◆ **Your task**
Please show every line from the entries that carries the word "Fecha".

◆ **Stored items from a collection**
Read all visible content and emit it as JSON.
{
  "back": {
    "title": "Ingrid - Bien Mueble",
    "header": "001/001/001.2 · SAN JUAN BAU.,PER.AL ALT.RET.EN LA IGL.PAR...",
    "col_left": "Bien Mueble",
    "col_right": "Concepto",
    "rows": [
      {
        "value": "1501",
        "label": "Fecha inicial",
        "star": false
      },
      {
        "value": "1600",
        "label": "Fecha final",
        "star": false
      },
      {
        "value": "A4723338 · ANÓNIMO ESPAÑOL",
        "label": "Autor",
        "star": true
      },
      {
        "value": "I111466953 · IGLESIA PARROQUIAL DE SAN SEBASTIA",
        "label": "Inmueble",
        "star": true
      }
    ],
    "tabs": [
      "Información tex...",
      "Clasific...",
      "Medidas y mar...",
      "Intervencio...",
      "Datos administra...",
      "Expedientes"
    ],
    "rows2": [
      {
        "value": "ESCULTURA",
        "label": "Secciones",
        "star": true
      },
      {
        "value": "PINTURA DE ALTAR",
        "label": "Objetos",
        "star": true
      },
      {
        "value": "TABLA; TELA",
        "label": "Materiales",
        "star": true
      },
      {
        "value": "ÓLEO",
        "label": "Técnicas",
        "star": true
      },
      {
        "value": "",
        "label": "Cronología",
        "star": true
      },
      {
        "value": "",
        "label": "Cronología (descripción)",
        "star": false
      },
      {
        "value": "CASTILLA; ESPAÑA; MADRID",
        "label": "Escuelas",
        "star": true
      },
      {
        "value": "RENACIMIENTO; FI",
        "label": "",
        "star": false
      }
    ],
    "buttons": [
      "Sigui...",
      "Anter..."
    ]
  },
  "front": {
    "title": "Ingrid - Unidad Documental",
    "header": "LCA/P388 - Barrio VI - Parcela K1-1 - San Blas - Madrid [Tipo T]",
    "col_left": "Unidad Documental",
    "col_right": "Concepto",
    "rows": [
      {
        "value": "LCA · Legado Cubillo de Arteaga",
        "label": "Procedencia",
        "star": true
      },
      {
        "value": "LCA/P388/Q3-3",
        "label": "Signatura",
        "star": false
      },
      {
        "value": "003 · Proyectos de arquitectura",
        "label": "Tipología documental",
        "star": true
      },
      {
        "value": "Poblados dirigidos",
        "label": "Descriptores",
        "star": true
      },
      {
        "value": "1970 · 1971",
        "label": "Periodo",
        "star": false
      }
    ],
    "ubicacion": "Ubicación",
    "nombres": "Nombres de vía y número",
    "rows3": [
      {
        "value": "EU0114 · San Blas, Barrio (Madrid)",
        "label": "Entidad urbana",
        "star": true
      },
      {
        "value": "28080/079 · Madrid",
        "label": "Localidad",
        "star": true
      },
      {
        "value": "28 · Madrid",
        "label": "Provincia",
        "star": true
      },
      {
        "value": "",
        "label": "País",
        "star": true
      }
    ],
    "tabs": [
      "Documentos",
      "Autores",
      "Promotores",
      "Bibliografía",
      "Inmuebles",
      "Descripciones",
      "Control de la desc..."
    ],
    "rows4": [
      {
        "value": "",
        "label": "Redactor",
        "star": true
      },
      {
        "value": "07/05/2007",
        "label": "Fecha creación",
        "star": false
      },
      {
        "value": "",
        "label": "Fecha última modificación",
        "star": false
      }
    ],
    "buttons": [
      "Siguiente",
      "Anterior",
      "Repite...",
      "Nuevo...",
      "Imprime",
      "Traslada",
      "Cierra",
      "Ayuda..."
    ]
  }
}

◆ **Written solution**
        "label": "Fecha inicial",
        "label": "Fecha final",
        "label": "Fecha creación",
        "label": "Fecha última modificación",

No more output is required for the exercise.